A collection of water technology businesses in the Twin Cities is here only because of serendipity and certainly not strategy, but economic development leaders in the state have figured out the right thing to do with it.
They are calling it a “cluster” and making it a centerpiece of economic development efforts.
The state’s Department of Employment and Economic Development has a slick water technology brochure, and now so does the Twin Cities region’s economic development group, Greater MSP. After a little more research and thought in the past year, Greater MSP now has water solutions together with food as one of its five key areas of focus, and some of this thinking will be presented at the state’s first water technology business summit hosted by Ecolab next month in Eagan.
Clusters have been shown to be a key driver for job growth, with businesses in the cluster tending to outperform their competitors. That makes promoting an emerging cluster a simple and effective strategy for economic developers.
The region is actually a little bit late in figuring that out. Milwaukee has been holding a symposium on water technology since the summer of 2007.
As Greater MSP CEO Michael Langley pointed out, the Twin Cities area has just under 12,000 people employed directly in water technology-related jobs and Milwaukee has only about half that number.
“I know my counterparts in Milwaukee,” he said. “We can’t let them get away with thinking they have more water technology than we do.”
The headliners in the Twin Cities lineup of water technology companies are Ecolab and Pentair, the latter based in Switzerland but run out of its “main U.S. office” in Golden Valley.
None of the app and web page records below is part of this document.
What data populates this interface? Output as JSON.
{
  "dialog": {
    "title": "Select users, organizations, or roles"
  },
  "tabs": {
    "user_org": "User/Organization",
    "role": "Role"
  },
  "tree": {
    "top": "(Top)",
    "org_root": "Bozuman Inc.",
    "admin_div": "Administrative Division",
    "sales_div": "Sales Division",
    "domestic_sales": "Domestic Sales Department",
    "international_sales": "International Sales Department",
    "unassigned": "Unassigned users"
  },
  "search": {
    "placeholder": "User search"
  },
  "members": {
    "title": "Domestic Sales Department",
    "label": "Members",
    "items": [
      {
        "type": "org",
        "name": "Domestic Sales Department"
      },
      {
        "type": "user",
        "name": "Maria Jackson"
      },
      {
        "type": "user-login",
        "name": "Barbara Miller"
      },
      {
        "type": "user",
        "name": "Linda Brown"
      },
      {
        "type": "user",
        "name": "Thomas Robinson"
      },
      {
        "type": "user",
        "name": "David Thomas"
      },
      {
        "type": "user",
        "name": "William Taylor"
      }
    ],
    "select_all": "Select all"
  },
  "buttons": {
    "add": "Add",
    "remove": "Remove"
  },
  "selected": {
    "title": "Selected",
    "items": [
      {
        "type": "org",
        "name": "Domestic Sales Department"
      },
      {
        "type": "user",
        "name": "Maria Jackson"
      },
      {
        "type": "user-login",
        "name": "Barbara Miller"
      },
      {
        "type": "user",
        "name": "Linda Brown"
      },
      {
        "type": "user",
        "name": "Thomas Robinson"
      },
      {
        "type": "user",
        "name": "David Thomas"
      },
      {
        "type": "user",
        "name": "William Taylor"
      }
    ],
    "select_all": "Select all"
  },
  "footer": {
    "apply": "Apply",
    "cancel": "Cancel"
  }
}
Pentair’s longtime CEO, Randy Hogan, is quoted in Greater MSP’s brochure saying the Twin Cities region “is really the Silicon Valley of water.”
Greater MSP has a far longer list than just Ecolab and Pentair in the cluster, of course, including a unit of General Electric Co., 3M Co., Aeration Industries and about 20 others.
Ecolab chairman and CEO Doug Baker said his company’s water technology businesses post about $9 billion in annual sales, but he wryly observed, “We got there the old-fashioned way; we acquired it.”
That puts most of Ecolab’s research and development operations in water-related businesses outside the Twin Cities region, but Baker is a champion of having water technology as a key part of the area’s economic development efforts. He makes a simple case: The Twin Cities have a nice lead on other regions, and selling products and services to treat, clean, move and store water is a huge and long-term growth industry.
“I happen to believe in climate change,” Baker said. “You don’t have to believe in it to believe you have a water problem. It’s not as simple as saying the Earth is going to run out of water. There’s plenty of water. There’s just not plenty of fresh water where many humans need it.”
As an economic development plum, a water technology employer makes as much sense as any. The water technology businesses already in the region employ a lot of people in high-wage jobs. According to Greater MSP, the 1,750 jobs in the electronics engineering field of the water-technology segment, as of 2012, had a median hourly wage of $42.48.
Just having a lot of employers in the same basic industry, however, doesn’t make it a cluster. To be a cluster means the related companies have developed formal and informal ties to each other, even though in some markets they may compete.
The positive effects from these ties come largely from personal relationships, which is why proximity still matters in an era of Skype and video conferencing. As it turns out, even with noncompete provisions and staff members with the common sense to not talk to competitors about the really cool stuff that’s going on, information does leak from one company to another.
It makes all of the companies in the cluster more productive, particularly in creating new products and processes, making it tougher for a competitor located in an isolated spot a long way away from a cluster to match the pace of innovation.
Innovation is also spurred by experienced people electing to become water technology entrepreneurs. And once open for business, the upstarts benefit from having more established firms to go to for distribution agreements, technical help and even capital.
When things really pick up steam, the companies start working together to develop things they all could use, such as many more highly skilled job candidates. That leads them to contact university deans and professors, who are always open to the prospect of more research money and topics as well as a place for their students to go work after graduation.